But I think it’s worth putting some additional context around that score. At the liquor store down my street, FEW’s rye costs $65 per bottle, nearly three times the price of regular old Buffalo Trace bourbon, which scored 90 on WA’s scale. Elmer T. Lee was on the same fall buying guide, coming in at 90 points for $30/bottle. FEW’s rye is only two points above Rittenhouse Rye, which I regularly see for about $20/bottle, and like just as much. The Whisky Advocate Website is full of other American whiskies–including numerous expressions of Evan Williams Single Barrel–that all score the same or higher than FEW’s rye but cost considerably less. That’s just the tip of the iceberg.
I don’t want to rag on FEW — its rye is worth trying, if not just for the sake of conversation. However, the price issue raises a question of survival for FEW and other new microdistilleries. For that price, FEW’s rye will never become a mainstay in my liquor cabinet with the myriad of other tasty alternatives available.
Repeat business is incredibly important to building a brand, and it’s difficult to see how FEW and other microdistilleries with similar pricing structures will keep customers who can get comparable stuff for a fraction of the price. Lots of folks are rushing to try all the new products flooding the market right now. What happens to brands if things cool down and consumers settle into grooves?
I could be wrong here–perhaps the Internet will keep the whiskey world whipped into a frenzy and buyers won’t fall into a fatigue. Maybe this is a new normal and my attitude about what whiskey should cost is outdated. But if I’m not wrong, I’m curious to know if newer distilleries will drop their prices or just go out of business?

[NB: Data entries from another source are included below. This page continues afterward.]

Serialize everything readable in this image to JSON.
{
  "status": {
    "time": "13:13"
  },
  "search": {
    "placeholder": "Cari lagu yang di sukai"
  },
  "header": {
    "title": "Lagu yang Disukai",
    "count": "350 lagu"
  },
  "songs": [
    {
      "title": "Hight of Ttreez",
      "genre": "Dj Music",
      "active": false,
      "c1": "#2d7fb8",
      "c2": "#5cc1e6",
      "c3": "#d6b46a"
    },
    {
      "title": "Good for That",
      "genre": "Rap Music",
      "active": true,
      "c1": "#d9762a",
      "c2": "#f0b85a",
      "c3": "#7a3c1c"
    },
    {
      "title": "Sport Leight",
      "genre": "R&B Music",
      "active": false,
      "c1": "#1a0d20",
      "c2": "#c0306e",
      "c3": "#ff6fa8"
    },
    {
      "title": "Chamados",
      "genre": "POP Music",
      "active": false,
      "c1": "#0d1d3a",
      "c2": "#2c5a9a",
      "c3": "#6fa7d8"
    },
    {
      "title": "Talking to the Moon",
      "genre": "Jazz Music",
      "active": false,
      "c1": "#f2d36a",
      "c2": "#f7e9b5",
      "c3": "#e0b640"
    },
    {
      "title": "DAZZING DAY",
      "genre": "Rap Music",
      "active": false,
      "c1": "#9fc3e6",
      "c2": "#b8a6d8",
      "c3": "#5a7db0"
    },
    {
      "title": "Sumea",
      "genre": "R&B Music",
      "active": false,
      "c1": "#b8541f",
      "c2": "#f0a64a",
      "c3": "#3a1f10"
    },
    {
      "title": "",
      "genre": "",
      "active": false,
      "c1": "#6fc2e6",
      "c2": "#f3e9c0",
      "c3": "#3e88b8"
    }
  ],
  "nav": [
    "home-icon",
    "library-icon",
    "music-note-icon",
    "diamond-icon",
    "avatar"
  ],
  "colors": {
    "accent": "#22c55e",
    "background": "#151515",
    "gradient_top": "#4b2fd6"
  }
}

I don’t want the latter to happen — the variety offered by the craft boom has been a welcome change of pace. I want to see what microdistilleries do next, particularly when they can afford to give their whiskies more time to age and can get a little bit of elbow room to really do things right. I realize they need cash to get up and running and I want to support them, but it’s hard to justify buying stuff like FEW’s rye more than once, and that raises a lot of questions about where the craft movement is headed.